Harold’s Photos of Glencoe

Harold’s Photos of Glencoe

On Wednesday evening April 17, 2019, the Glencoe & District Historical Society hosted the Annual Meeting at the new ARCHIVE facilities. President Lorne Munro welcomed those attending and introduced the guest speaker, our own historian Harold Carruthers. Fifty people attended this event, the first program to be presented at 178 McKellar Street, Glencoe.

Although President Lorne introduced Harold, no introduction was needed. Harold mentioned that the presentation is a continuation of one that he did last April 2018 at Glencoe’s Historic Train Station.

Harold showed 300 images spanning the period between the 1880’s and the 1960’s, focussing on the street scenes of Glencoe Ontario. Harold also focused on the human perspective, highlighting parades and social events. Many people, long gone, were recognized by members of the audience.

Upon conclusion of the display at 8:15 p.m., President Lorne Munro thanked Harold for his interesting narrative. A time of fellowship followed the presentation and audience members enjoyed exploring the new facility. The Annual Meeting and Election of Executive Officers led by President Lorne Monroe followed.

Stuart W. “Skip” Patterson, HMCS Prestonian, WWII

 

Excerpt from Royal Canadian Legion Yearbook:
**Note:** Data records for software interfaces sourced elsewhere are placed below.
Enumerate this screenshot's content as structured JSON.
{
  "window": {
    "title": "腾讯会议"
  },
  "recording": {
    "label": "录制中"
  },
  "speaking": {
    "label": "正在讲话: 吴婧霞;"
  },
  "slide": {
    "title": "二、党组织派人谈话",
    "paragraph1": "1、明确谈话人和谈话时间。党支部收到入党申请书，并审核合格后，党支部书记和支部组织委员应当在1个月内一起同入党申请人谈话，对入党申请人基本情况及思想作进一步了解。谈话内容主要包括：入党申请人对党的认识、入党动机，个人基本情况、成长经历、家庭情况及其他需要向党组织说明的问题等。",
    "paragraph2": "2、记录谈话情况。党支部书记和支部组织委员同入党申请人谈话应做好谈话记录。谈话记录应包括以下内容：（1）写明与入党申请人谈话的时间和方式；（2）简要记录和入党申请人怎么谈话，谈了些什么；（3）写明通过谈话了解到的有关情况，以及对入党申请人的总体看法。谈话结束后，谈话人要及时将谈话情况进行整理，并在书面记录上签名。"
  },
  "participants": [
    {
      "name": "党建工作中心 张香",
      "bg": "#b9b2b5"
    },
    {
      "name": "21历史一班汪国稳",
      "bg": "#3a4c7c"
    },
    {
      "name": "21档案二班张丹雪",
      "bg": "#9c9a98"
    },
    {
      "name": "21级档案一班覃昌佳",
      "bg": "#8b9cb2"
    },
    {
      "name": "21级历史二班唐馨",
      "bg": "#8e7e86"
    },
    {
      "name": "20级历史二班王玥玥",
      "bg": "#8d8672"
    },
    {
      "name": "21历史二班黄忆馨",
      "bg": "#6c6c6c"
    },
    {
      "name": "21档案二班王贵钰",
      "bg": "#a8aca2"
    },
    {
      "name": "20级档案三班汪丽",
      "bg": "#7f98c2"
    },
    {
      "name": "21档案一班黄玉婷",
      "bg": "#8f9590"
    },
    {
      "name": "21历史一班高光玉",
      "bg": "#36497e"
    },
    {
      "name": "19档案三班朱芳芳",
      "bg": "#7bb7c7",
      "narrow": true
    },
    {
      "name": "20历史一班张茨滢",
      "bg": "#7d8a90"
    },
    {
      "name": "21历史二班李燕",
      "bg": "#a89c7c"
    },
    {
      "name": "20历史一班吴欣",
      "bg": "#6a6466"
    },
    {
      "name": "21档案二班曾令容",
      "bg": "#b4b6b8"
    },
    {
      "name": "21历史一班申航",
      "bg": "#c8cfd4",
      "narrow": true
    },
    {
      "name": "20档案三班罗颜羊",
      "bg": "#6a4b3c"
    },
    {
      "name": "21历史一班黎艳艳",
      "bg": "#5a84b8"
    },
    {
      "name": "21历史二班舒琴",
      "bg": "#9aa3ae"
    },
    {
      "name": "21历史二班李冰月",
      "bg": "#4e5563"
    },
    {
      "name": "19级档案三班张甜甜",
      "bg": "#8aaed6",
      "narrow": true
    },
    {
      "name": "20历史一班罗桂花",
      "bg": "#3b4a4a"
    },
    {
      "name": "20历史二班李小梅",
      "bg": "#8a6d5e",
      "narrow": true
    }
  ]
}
Stuart Patterson was born 6 April 1928, in Rodney, Ontario.  He joined the Royal Canadian Navy on March 9, 1944 and was sent to Cornwallis, Nova Scotia for basic training in WWII.  He was assigned to HMCS Prestonian 18 November 1946 as part of escort group 28 out of Halifax.  At the end of the war, Stuart volunteered to serve in the Pacific.  He was is discharged 4 Jan 1946.

Stuart returned to Rodney where he farmed as well as worked for Union Gas for 30 years.  He helped found Rodney Legion Branch and he also founded Rodney Christian Mission and served as its pastor . He volunteered at the Parkwood Hospital in London, a veterans’ hospital.  Stuart and his wife Betty have 5 children.